is most famous for the plague that hit the village in the 17th
lives of the Eyam villagers changed dramatically after one innocent
bundle of cloth arrived from London to Eyam. The village fate was
the plague would spread to the outside world the villagers of Eyam
remained within the village boundaries to ensure the death wouldn't
spread to others.
Village retains its wooden stocks on a grass verge outside Eyam
Miscreants would be held in the stocks by their legs,arms and heads
and pelted with stones,clods of earth or more smelly missiles such as
offal and dung. By the early 19thcentury
the stocks were used very often due to the rise in crime.So much so
they formed and Eyam Society for the Prosecution of Felons. The same
society still meets today albeit with different personnel !.The
stocks were last used in the late 19thcentury
but more in the form of public humiliation than anything else.Rumour
has it that the well known nursery rhyme came as a result of the Eyam
plague. Ring-a-ring was because of the marks on the necks of the
plague sufferers. "Atishoo, Atishoo, we all fall down"
refers to the death of those who caught the plague.
is a lovely village to walk around and brunch was taken in the local
church which was purveying morning coffee and snacks, both delicious.
The local convenience store was selling 'Blackjacks & Fruits
Salad' sweets, a throwback to the 70's.
change in the sports pavilion about a 3 minute walk from the pitch.
One lady from Eyam warned me that a 'big crowd” was expected for
today's game. She then added “it could reach 15”.
game was a topsy turvy one played in good spirit. Although not the
best standard I have ever seen, it still retained the attention as
the out come was always in question.Both teams hit the post twice and
both made plenty of unforced errors. The ref had a decent game and
let the game flow at every opportunity. Quote of the day came from an
Eyam supporter as he reacted to a debatable offside decision from a
Bakewell sub who was running the line “well if ya gonna cheat ,
cheat fairly” !!
were “plagued” (if you will pardon the pun !) with poor defending
as the game went on and with minutes left , a mis-hit here and an
untimely bobble there , gifted Bakewell with the winning goal to
secure their first win of the season. The Eyam goalie was
entertaining as he came up in to the Bakewell penalty area for every
corner from the 70th minute onwards. On virtually every
occasion it would cause chaos and turn into a 'keystone cops' moment
as he rushed back towards his goal area often with hilarious results.
was no admission charge asked for, there were no programmes produced,
there were no refreshments offered, there were no stands to shelter
under. Infact there was nothing here, except for good honest
entertainment and beautiful views.But that was enough for me,
because in the Hope Valley less is so much more.
Freeway Park is a smashing little set up and like me you will receive a warm welcome .
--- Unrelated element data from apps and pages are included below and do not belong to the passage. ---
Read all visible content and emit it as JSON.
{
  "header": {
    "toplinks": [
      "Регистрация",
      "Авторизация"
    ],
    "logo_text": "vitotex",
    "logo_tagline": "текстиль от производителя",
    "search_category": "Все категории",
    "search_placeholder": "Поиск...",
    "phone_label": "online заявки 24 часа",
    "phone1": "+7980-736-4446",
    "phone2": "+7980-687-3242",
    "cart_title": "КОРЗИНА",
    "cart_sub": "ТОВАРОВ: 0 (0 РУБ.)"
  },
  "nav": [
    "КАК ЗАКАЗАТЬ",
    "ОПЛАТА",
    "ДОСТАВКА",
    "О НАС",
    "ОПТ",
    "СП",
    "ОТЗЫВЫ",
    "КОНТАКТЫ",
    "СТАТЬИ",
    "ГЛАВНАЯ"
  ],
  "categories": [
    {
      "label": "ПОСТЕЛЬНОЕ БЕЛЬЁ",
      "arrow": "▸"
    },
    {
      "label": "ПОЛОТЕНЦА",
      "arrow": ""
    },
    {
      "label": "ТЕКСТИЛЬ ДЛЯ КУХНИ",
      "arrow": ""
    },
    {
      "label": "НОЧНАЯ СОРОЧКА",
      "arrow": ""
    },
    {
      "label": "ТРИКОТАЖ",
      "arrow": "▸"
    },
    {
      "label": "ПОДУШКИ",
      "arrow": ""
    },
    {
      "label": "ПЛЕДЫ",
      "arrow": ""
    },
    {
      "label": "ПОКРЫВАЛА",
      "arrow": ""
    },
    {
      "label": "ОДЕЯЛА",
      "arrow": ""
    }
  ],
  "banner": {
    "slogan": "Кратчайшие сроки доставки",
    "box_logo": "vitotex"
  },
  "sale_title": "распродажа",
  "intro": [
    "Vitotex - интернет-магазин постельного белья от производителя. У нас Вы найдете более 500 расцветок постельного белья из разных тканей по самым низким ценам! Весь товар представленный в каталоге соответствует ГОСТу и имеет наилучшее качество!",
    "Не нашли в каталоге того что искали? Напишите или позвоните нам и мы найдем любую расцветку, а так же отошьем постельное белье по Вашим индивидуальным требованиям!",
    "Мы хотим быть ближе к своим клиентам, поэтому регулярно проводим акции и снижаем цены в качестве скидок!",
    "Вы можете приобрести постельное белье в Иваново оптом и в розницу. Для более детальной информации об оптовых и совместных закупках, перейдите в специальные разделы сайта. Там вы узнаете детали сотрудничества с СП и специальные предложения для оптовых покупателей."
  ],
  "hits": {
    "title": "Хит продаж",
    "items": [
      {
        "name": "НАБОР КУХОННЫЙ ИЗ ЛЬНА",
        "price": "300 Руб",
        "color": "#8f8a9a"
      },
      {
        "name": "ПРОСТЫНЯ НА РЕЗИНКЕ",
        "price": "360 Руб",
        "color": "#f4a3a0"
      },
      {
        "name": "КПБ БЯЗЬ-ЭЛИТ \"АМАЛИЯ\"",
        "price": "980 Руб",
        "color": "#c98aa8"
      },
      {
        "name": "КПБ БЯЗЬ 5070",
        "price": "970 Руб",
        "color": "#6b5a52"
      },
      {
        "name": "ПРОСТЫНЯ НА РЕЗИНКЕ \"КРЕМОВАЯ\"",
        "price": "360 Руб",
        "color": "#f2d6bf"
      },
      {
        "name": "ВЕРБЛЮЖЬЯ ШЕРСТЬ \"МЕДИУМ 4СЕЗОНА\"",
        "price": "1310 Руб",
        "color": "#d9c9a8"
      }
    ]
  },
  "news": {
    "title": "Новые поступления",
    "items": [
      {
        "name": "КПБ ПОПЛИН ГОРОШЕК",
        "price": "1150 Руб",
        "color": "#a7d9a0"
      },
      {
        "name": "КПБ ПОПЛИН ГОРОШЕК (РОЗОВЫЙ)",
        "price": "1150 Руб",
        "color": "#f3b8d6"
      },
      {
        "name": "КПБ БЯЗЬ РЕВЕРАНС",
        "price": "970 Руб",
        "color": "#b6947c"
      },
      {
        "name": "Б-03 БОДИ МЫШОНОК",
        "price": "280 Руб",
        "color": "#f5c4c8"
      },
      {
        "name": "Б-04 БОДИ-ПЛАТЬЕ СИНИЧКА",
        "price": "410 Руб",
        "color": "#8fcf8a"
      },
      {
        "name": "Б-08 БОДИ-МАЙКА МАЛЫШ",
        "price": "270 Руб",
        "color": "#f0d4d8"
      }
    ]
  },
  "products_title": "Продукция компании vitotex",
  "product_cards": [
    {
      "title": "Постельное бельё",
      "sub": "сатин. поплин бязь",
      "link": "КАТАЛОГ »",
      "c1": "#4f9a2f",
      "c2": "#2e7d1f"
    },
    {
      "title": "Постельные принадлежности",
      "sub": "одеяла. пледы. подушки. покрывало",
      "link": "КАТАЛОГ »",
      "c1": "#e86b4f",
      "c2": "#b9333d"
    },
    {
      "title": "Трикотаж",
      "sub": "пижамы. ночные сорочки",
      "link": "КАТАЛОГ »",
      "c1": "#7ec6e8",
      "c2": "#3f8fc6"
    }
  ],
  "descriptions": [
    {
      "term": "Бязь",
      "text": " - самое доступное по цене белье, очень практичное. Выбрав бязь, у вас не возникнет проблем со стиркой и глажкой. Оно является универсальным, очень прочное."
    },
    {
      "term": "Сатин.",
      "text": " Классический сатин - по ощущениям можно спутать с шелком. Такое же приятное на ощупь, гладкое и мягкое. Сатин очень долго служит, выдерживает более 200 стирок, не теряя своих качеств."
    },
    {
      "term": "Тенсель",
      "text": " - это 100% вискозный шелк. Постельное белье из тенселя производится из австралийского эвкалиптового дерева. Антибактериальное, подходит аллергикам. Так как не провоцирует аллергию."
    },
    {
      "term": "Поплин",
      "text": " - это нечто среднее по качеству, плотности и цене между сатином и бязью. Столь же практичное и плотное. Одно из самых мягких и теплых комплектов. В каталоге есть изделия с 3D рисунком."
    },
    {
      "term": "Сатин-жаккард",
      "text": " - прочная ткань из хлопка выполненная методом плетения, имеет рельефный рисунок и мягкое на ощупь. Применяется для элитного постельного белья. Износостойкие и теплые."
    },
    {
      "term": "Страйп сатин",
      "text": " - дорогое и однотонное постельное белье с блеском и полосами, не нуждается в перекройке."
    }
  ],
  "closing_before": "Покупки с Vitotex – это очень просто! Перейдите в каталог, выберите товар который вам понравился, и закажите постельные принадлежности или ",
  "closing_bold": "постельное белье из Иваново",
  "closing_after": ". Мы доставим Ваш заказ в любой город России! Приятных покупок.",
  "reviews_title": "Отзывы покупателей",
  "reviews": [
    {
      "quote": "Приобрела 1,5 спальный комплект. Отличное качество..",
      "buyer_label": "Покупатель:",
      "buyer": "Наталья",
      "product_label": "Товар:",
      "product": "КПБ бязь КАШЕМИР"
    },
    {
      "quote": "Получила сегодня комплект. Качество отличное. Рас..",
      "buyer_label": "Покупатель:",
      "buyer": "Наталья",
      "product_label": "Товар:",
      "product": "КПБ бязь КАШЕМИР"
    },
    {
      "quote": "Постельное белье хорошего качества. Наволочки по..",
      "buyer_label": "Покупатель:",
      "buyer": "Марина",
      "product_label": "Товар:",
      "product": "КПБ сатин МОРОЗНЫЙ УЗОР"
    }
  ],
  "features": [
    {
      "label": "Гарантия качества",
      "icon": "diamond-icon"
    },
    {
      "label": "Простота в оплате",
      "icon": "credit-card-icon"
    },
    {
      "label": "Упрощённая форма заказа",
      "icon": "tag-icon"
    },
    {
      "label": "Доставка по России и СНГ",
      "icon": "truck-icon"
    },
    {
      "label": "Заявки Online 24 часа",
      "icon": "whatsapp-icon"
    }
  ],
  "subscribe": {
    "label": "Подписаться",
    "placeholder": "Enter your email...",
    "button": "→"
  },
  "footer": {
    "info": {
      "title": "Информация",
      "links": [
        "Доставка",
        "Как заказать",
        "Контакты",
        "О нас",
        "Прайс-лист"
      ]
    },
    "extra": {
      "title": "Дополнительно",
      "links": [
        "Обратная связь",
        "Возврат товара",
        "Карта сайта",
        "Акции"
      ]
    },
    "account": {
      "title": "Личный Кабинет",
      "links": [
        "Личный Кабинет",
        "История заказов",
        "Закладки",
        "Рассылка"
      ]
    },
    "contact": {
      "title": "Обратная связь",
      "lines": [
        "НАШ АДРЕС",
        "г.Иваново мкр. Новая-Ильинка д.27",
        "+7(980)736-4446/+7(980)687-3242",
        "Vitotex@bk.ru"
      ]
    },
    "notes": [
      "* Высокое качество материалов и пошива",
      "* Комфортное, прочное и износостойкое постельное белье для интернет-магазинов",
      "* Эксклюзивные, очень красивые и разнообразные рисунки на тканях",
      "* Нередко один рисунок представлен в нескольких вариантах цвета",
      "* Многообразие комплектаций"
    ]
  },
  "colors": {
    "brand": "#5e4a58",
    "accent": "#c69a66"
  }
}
Impressive clubhouse, decent catering facilities and well stocked club shop. I liked the ground as it had a homely feel about it. It was also FA Vase day which made the visit more enjoyable as it is my favourite cup competion of them all. There is something special about a Vase match. I dont think the Poachers expected such a tough battle from lower league opposition and in the end their Wembley dreams were already ended for another season.
The exact year of formation is unsure but it is believed to be either 1937 or 1939 under the guise of Oadby Imperial.
The Poachers have won the Leicestershire Senior League eight times and been runners-up seven times. In the 1999–2000 season they joined the Midland Football Alliance, and in their first season in this league they were crowned champions.In the 2002–03 season Oadby Town were FA Vase semi-finalists, losing out to Brigg Town 3–1 on aggregate.
The 2004–05 season saw the club win their first Leicestershire
Challenge Cup crown for over 30 years and 3rd in total, beating fellow
Midland Alliance side Barwell 2–1 at the Walkers Stadium in Leicester.
The 2006–07 season saw Oadby enter the Rolleston Charity Cup for the
first time in nine years and winning the competition for a ninth time
beating Barwell 2–1 in the final at Holmes Park. The following season
saw Oadby retain the Rolleston Charity Cup beating favourites Hinckley
United 4–1 in the final. On top of that they won the Leicestershire
Challenge Cup for the fourth time beating Friar Lane & Epworth 3–0
at the Walkers Stadium.
In 2010–11 Oadby Town finished 22nd in the Midland Football Alliance and were relegated to the East Midlands Counties League. Lee Harriman, former Coalville Town
chief, was appointed manager for the 2011–12 season. Oadby managed a
successful season with a decent run in the FA Vase, being the only team
from below Step 5 to reach the 5th Round, losing to Staveley Miners Welfare.
Oadby Town moved across to the United Counties League Division One (Step 6) for the 2012–13 season